▶ Try it:
Looking at the records below, count how many lines contain the string "handle". Give that number alone.

▶ Given entries:
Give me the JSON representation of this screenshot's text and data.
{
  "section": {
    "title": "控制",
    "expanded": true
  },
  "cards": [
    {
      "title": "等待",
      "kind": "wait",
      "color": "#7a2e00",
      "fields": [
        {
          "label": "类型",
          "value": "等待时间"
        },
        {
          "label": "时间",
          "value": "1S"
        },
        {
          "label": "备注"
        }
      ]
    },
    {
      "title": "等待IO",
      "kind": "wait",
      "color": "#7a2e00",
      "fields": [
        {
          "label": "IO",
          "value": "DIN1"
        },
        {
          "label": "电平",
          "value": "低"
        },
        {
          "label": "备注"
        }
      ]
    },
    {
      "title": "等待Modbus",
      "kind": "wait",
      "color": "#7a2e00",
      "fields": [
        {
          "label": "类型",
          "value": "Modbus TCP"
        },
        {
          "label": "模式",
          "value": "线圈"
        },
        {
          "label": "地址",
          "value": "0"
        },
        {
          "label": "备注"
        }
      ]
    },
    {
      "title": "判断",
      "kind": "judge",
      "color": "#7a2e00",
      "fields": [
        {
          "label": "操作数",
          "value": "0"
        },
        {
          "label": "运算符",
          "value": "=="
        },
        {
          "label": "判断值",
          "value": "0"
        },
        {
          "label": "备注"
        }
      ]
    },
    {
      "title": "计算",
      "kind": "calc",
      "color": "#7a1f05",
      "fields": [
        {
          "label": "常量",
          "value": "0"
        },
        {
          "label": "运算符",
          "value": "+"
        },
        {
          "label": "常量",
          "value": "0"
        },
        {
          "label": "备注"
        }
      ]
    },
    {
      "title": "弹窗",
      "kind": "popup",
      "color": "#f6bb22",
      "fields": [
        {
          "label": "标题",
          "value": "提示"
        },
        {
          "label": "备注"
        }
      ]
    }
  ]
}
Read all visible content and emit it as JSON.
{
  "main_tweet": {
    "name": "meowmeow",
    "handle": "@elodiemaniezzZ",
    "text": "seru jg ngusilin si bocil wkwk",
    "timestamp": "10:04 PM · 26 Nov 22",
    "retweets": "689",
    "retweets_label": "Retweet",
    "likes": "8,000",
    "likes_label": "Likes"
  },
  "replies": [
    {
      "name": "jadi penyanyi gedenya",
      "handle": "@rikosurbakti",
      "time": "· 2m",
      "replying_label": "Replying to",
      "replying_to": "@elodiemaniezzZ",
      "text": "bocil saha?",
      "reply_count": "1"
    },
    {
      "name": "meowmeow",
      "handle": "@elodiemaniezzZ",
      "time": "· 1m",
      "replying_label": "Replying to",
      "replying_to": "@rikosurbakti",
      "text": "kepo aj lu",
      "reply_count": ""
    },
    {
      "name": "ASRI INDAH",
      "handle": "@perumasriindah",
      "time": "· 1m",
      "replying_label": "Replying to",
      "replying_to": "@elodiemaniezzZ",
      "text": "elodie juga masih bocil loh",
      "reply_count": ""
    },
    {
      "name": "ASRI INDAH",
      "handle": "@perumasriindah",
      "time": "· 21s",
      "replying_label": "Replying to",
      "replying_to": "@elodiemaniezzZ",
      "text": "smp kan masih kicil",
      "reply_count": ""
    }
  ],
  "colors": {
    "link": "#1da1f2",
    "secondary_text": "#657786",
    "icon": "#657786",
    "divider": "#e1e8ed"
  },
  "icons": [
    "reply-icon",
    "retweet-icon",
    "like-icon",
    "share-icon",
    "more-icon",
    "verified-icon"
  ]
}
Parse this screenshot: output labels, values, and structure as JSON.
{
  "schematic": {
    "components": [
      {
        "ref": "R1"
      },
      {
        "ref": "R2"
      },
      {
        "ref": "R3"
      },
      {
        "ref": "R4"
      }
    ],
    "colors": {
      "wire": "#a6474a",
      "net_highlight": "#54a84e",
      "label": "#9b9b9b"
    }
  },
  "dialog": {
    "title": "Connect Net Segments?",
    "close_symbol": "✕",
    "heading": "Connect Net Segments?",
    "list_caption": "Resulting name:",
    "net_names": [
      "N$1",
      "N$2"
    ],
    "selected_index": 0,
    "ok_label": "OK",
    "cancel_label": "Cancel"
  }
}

▶ Response box:
5